[SINGAPORE] Public transport fares will rise 3.2 per cent this year and 3.1 per cent next year, with this year's increase raising $53.5 million for public transport operators although $11.6 million of it will go to the Public Transport Fund.
In announcing its decision yesterday, the Public Transport Council (PTC) said that it took into consideration the 2012 fare cap, applied the old fare adjustment formula and came up with 4.5 per cent.

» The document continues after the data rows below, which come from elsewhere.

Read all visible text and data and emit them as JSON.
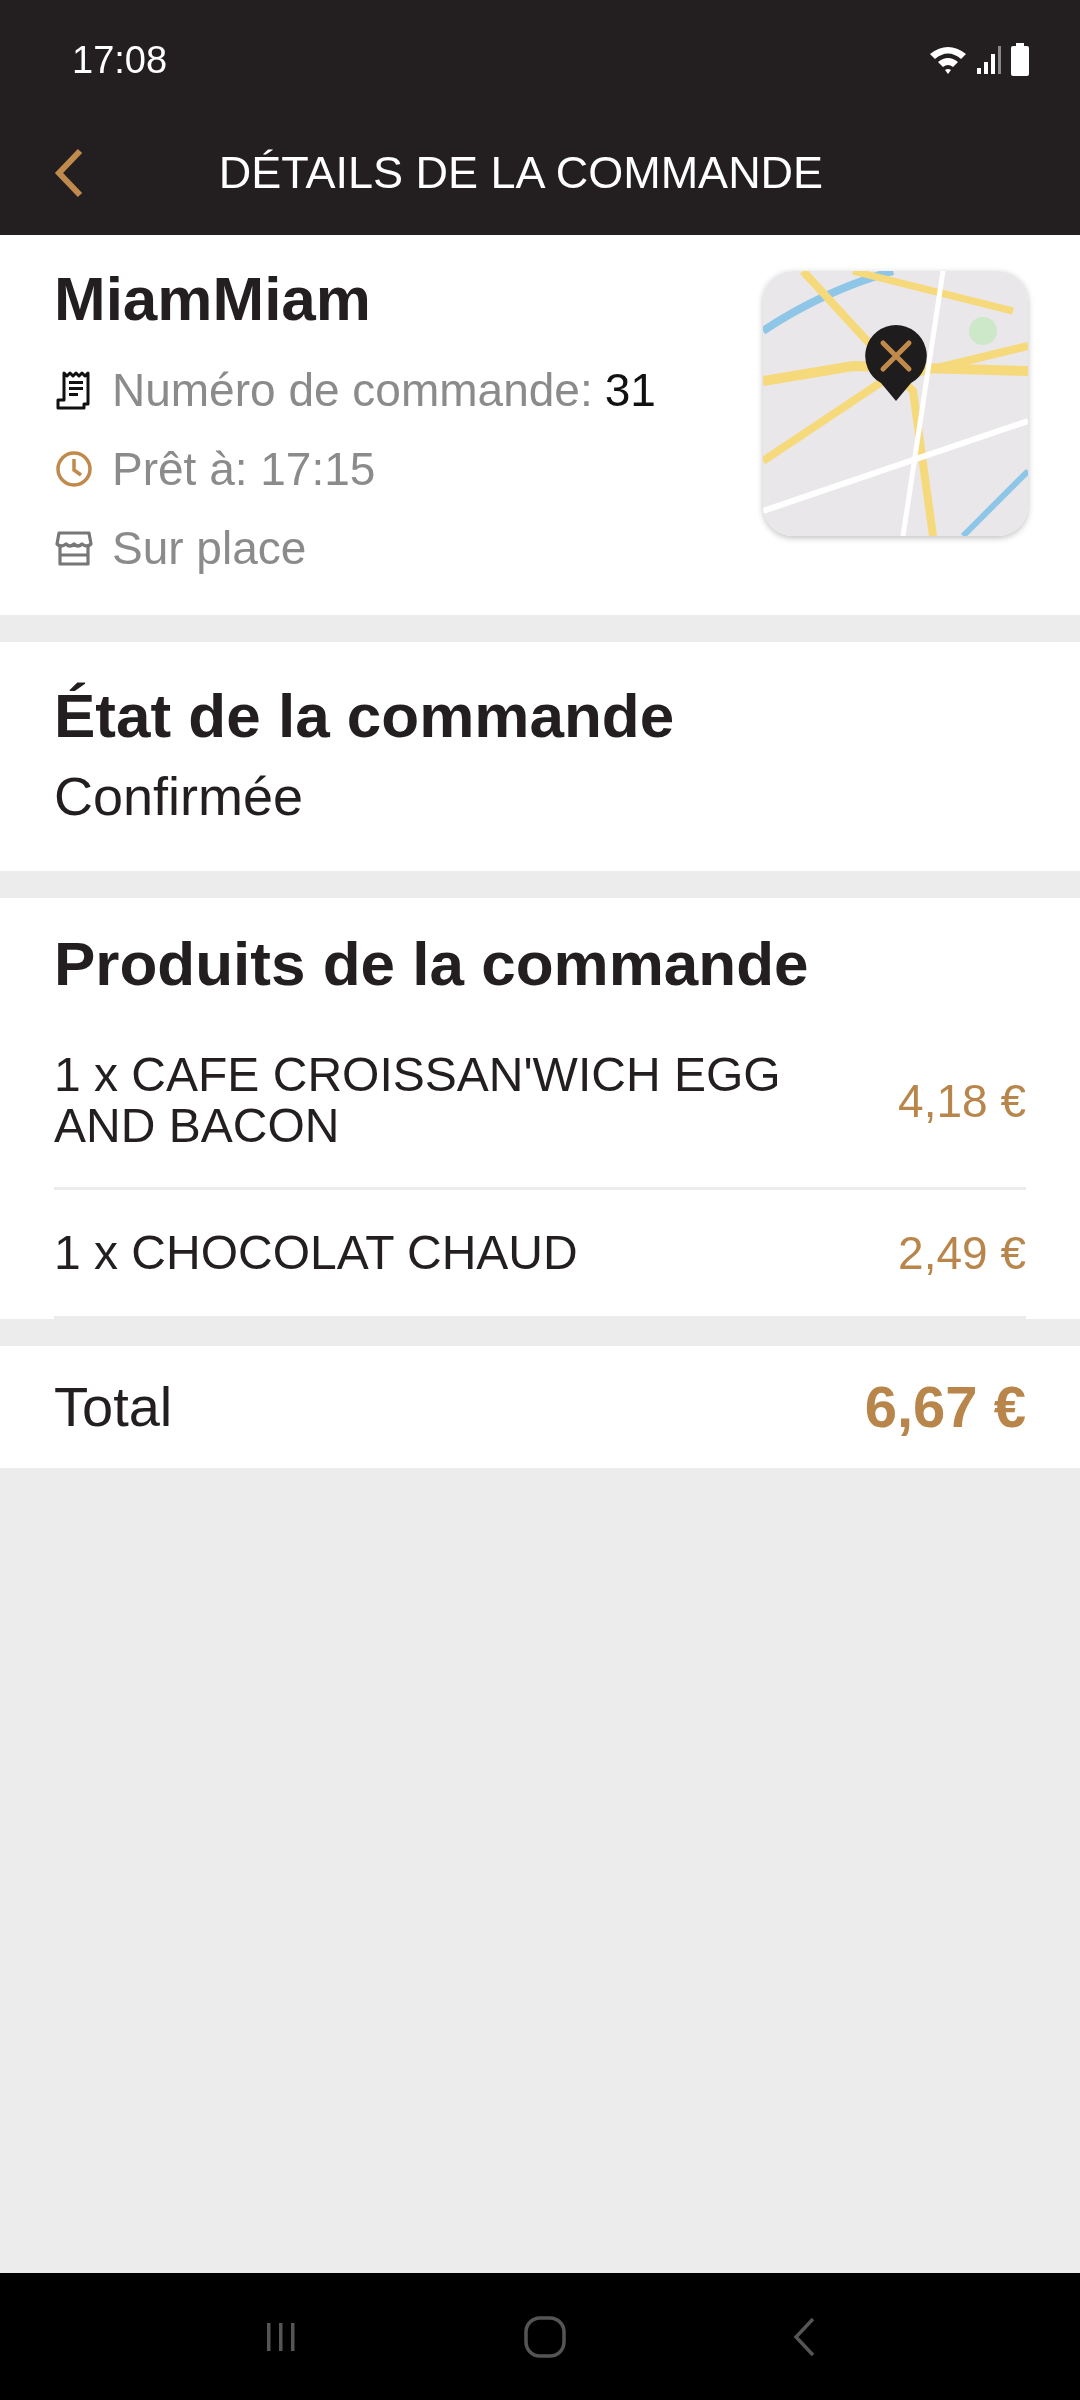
{
  "status_bar": {
    "time": "17:08"
  },
  "app_bar": {
    "title": "DÉTAILS DE LA COMMANDE"
  },
  "restaurant": {
    "name": "MiamMiam",
    "details": [
      {
        "kind": "order-number",
        "label": "Numéro de commande:",
        "value": "31"
      },
      {
        "kind": "ready-time",
        "label": "Prêt à: 17:15"
      },
      {
        "kind": "service",
        "label": "Sur place"
      }
    ]
  },
  "order_status": {
    "heading": "État de la commande",
    "value": "Confirmée"
  },
  "products": {
    "heading": "Produits de la commande",
    "items": [
      {
        "name": "1 x CAFE CROISSAN'WICH EGG AND BACON",
        "price": "4,18 €"
      },
      {
        "name": "1 x CHOCOLAT CHAUD",
        "price": "2,49 €"
      }
    ]
  },
  "total": {
    "label": "Total",
    "value": "6,67 €"
  }
}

The 2012 fare exercise was suspended to give the Fare Review Mechanism Committee (FRMC) time to complete its work, but the government decided to apply the 2012 quantum in the 2013 Fare Review Exercise.
For 2013, the new formula resulted in a fare cap of 2.1 per cent for a total hike of 6.6 per cent.
"Clearly, 6.6 per cent in one go is very high, and so, to minimise the impact on commuters, it was quite obvious to us that we should just do part of the increase this year, and rollover the rest as provided for under the new "rollover" mechanism as recommended in the FRMC report, and came to the decision to do 3.2 per cent for this round, and rolling over the balance of 3.4 per cent to the 2014 exercise," said PTC chairman Gerard Ee.
But he added that because the 2014 fare adjustment formula will probably be minus 0.3 per cent, the remaining fare cap next year should be about 3.1 per cent.
Mr Ee stressed that the PTC's mandate is to strike a balance between fare affordability and the financial viability of the public transport operators (PTOs).
With this year's fare increase of 3.2 per cent "significantly lower" than the expected average national wage increase for 2013 - expected to be close to 5 per cent - he said that the fare hike is acceptable from the affordability perspective.
From April 6, 2014, adult card fares for buses and trains will go up by four to six cents per journey, while student concessionary fares will rise by two cents per journey and senior citizen concession fares by two to three cents.
But cash fares will cost more, with adult bus and train rides climbing 20 cents per trip, and concession cash fares up 10 cents per trip.
To ensure fares remain affordable, existing concession schemes are enhanced. There will be free travel for children under seven years old (from below 0.9 metre tall); monthly concession passes for polytechnic students will be cut to the same as those for secondary school and junior college students; lower prices for all hybrid monthly concession passes; a new $120 adult monthly unlimited travel pass to help frequent public transport users cap their expenditure; a new $60 monthly unlimited travel concession pass for senior citizens; and the removal of the daily limit for all train and hybrid monthly passes.
Mr Ee added: "All these enhancements are expected to benefit approximately half a million of the current 1.2 million existing concession beneficiaries, and these are on top of the two new concession schemes for low-income workers and persons with disabilities that would be separately implemented by the government."
Of the $53.5 million in additional fare revenue, $36 million is for SBS Transit and $17.5 million for SMRT. As the bus business is less profitable than rail, the FRMC had recommended that the weightage for fare revenue allocation be set at 1.1 in favour of the bus mode. As a result, the bus mode will receive about $48 million while the rail mode gets $5.5 million.
SBST operates three-quarters of all public buses in Singapore, while SMRT runs a bigger rail network.
The more profitable SMRT will contribute 25 per cent of the fare revenue increase to the Public Transport Fund, which helps needy families cope with fare adjustments. SBST's share is 20 per cent, taking the two PTOs' total one-off contribution to $11.58 million or 21.6 per cent of the extra revenue. SBST said that it would contribute $7.2 million to the fund.